▶ _Exercise brief_:
Please work out how many lines in the material contain "section" and give only that figure.

=== Begin Enclosure ===

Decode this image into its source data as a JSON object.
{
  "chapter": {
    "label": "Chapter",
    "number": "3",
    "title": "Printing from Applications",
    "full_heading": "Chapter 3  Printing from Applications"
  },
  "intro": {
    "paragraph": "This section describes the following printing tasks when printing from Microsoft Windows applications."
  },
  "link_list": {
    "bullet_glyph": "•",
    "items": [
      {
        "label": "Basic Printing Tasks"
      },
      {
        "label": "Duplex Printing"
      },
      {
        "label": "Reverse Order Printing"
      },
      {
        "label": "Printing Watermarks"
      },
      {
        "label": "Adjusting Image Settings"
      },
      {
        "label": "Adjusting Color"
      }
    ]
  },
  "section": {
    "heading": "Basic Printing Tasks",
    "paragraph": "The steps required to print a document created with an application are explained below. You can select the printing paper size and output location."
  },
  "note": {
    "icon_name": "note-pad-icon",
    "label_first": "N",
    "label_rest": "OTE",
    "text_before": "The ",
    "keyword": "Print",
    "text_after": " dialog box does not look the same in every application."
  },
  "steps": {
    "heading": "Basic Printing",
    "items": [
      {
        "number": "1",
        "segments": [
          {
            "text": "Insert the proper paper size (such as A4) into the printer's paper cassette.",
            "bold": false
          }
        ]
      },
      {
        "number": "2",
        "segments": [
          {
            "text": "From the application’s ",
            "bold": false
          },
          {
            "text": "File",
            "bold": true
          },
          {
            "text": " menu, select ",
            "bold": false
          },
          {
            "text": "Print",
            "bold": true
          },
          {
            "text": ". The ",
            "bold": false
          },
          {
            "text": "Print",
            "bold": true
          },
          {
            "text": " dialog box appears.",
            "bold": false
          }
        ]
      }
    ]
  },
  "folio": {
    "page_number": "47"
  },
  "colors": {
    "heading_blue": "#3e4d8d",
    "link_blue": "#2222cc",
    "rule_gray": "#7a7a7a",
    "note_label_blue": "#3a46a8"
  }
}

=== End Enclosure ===

▶ _Exercise response_:
2